**Exercise directions**
Scan the material below and copy every line holding the word "Plná".

Start of Block

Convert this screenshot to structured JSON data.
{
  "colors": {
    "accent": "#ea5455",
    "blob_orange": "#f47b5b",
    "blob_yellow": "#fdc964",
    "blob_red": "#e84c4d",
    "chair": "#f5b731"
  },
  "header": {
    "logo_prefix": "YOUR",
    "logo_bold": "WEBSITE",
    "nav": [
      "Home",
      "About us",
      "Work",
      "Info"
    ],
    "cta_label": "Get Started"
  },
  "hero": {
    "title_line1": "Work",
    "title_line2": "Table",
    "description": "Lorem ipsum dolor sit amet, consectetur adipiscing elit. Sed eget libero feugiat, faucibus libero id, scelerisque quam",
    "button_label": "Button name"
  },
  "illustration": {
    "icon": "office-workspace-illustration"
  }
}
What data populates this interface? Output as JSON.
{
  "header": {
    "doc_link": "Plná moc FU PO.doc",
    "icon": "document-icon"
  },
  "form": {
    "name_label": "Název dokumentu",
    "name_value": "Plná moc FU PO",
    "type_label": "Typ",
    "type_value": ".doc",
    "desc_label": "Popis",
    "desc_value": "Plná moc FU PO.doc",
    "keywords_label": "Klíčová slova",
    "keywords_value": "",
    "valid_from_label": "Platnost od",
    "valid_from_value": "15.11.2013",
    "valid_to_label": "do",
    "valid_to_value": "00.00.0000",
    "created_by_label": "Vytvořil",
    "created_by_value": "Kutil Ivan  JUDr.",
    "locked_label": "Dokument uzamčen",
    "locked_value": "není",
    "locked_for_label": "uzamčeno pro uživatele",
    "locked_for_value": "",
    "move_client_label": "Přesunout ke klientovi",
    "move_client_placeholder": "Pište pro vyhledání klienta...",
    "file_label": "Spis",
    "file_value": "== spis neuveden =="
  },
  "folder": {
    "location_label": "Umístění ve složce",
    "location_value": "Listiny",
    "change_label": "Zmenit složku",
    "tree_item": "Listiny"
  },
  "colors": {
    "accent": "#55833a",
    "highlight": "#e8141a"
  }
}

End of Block

**Expected answer**
    "doc_link": "Plná moc FU PO.doc",
    "name_value": "Plná moc FU PO",
    "desc_value": "Plná moc FU PO.doc",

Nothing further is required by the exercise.